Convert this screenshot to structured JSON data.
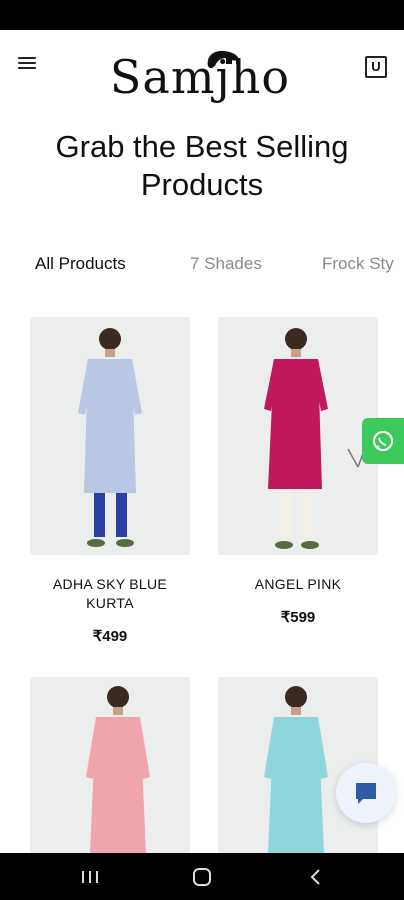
{
  "header": {
    "logo_text": "Samjho",
    "cart_glyph": "U",
    "menu_icon": "hamburger-icon",
    "cart_icon": "shopping-bag-icon"
  },
  "heading": "Grab the Best Selling Products",
  "tabs": [
    {
      "label": "All Products",
      "active": true
    },
    {
      "label": "7 Shades",
      "active": false
    },
    {
      "label": "Frock Sty",
      "active": false
    }
  ],
  "products": [
    {
      "name": "ADHA SKY BLUE KURTA",
      "price": "₹499",
      "dress_color": "#b9c6e4",
      "bottom_color": "#2a3fa1"
    },
    {
      "name": "ANGEL PINK",
      "price": "₹599",
      "dress_color": "#c2195c",
      "bottom_color": "#f2efe6"
    },
    {
      "name": "",
      "price": "",
      "dress_color": "#f0a4ae",
      "bottom_color": "#f0a4ae"
    },
    {
      "name": "",
      "price": "",
      "dress_color": "#8fd6dc",
      "bottom_color": "#8fd6dc"
    }
  ],
  "floating": {
    "whatsapp_icon": "whatsapp-icon",
    "chat_icon": "chat-bubble-icon",
    "whatsapp_color": "#3dc95b"
  },
  "nav": [
    "recent-apps-icon",
    "home-icon",
    "back-icon"
  ]
}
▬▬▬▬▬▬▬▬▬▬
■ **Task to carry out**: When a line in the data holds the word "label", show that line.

■ **Solution to the exercise**:
      "label": "All Products",
      "label": "7 Shades",
      "label": "Frock Sty",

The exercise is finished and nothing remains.